meters that go from 0 to 59, it means tweaking 60 values. The meters are generally fairly linear
but to get the best results, I found the lookup table to be better than relying on linearity. The
pot sits between 0 and +5V so that's the range of its wiper. This
wiper is used by the op-amp at the (+) input. Each op-amp is
wired as a non-inverting unity-gain buffer to drive the meter (the digital pots can't drive
them directly). The trim pot and other resistors serially connect the output of the op-amp to the (+)
terminal of the meter and reduce the voltage presented to the meter as necessary (this requires
some trial and error when working with unknown parts). The meter's (-) terminal goes to a common ground. Repeat this once for
The last piece of the puzzle is the
software. Most of it is pretty straightforward. The only tricky part was writing
the interface to the digital
pots using the existing I2C library. The code loops periodically to update the meter a few times
a second; most of the time it's pausing. At power-up, the code looks for input from the serial
port. If none is found after a timeout period, it reads the contents of the clock chip on the Wing and uses that. If
there is user input, it decodes the string, sets the clock chip and that becomes the new
starting time. Daylight savings time adjustments are pre-programmed into a table for many
years to come - this was easier than calculating the actual days each year.
That's it. This was my first
Arduino (compatible) project and I had a great time building it. It took quite a while
to build mainly because I slowly scavenged meters over many months from different sources until I lucked
out and found those 5 meters in a panel. This also means I have a bunch of odds and ends meters
looking for a project.
So what's next? Since the digital to analog
interface using the digital pots and op-amp can easily be re-used, I have a pair of VU meters

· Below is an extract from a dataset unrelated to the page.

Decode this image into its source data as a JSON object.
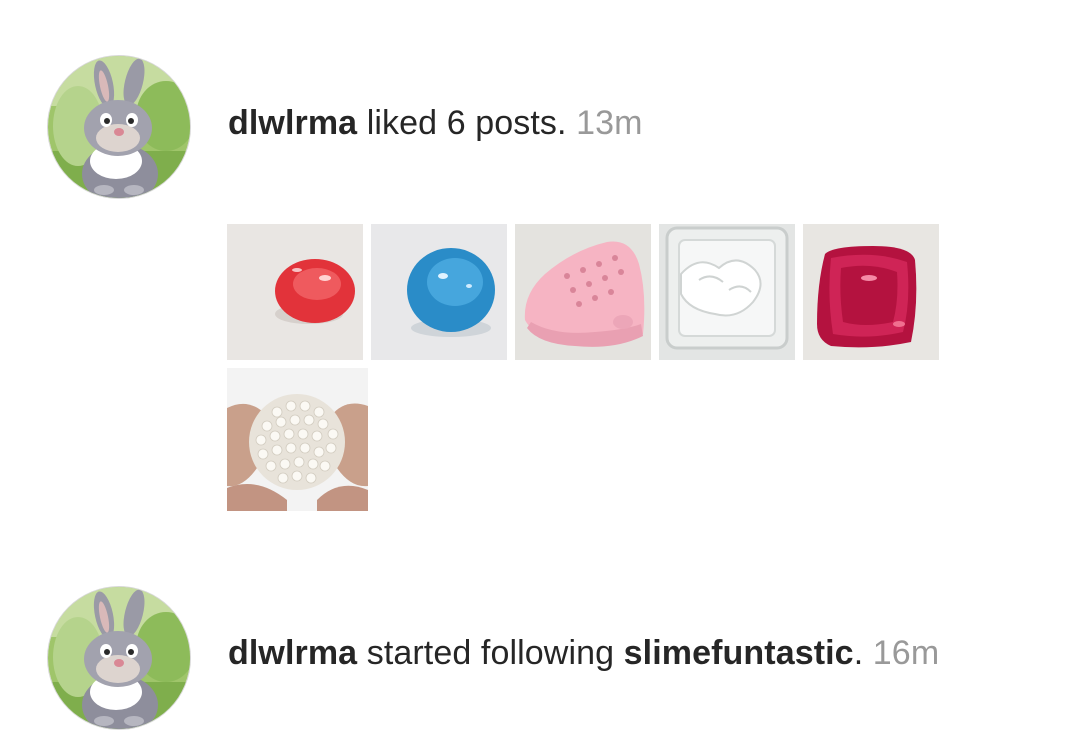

recycled from some old stereo equipment that could make an Analog Digital Weather Station to
display temperature and barometric pressure.